TASK:
Supply the number of lines in the listing below in which the word "user" occurs, and nothing else.

PROVIDED DATA:
=== Section Start ===

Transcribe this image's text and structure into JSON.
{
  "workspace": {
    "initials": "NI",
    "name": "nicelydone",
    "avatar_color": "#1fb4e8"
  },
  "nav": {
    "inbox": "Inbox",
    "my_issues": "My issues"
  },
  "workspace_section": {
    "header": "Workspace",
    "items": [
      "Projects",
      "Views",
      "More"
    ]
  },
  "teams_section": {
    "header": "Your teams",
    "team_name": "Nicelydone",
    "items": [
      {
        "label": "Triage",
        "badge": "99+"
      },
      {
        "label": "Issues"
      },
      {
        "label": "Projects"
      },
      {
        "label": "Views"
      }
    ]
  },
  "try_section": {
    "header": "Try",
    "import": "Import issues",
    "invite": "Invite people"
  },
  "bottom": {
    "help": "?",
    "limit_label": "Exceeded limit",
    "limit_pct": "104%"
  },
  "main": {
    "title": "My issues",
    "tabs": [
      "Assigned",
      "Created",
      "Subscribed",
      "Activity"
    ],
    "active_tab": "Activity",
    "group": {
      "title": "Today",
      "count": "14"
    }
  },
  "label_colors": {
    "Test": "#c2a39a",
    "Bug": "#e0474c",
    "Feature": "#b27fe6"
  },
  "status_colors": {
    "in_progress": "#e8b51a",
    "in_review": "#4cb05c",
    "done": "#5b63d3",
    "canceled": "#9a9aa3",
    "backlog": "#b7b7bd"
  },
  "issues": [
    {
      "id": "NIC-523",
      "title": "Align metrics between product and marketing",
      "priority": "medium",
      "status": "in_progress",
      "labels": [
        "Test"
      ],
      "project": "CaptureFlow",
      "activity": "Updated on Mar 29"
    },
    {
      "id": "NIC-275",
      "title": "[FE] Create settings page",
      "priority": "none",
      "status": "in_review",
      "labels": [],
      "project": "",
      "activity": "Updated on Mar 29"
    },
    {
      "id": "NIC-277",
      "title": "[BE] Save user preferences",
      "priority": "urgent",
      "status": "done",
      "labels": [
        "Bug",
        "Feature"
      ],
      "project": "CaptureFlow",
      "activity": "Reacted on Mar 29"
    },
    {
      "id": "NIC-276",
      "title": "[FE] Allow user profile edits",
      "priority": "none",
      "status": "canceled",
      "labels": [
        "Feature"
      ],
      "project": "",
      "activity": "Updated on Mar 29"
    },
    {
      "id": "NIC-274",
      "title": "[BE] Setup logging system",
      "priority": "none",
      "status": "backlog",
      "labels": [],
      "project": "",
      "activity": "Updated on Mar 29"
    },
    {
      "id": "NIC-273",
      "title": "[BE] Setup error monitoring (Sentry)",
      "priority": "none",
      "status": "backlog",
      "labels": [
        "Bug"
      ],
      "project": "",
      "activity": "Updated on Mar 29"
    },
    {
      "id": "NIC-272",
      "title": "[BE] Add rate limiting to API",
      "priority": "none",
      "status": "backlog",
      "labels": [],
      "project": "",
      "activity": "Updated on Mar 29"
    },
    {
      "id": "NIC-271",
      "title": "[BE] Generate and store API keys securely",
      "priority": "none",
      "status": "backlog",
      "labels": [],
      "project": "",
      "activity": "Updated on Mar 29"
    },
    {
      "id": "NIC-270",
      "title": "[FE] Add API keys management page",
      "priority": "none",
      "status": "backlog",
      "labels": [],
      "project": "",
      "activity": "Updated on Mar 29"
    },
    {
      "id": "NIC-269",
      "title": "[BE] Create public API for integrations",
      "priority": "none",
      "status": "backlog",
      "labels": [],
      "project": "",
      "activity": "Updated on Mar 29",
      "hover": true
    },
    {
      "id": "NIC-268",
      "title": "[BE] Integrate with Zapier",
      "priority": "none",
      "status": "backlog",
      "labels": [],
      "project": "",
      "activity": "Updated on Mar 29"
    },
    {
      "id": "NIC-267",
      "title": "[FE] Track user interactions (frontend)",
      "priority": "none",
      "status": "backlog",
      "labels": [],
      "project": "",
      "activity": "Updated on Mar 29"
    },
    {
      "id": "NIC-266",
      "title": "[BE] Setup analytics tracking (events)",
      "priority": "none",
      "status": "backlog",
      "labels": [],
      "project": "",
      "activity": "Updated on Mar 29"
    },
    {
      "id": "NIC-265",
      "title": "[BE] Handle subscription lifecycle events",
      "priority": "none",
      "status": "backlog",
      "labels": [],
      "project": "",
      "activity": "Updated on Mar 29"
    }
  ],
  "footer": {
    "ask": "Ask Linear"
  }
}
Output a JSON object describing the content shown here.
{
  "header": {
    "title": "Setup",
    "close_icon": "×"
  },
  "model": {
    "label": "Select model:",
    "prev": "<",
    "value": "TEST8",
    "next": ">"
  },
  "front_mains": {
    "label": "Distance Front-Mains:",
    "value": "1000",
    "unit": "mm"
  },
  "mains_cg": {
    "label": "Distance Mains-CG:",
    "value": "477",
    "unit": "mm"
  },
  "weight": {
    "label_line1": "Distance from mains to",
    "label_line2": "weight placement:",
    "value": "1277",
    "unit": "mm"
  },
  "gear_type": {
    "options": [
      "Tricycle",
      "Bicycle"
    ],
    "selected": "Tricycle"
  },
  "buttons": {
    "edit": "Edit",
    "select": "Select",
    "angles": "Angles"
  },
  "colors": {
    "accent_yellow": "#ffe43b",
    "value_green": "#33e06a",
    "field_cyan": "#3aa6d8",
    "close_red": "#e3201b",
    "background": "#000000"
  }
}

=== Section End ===

SOLUTION TO THE PROBLEM:
3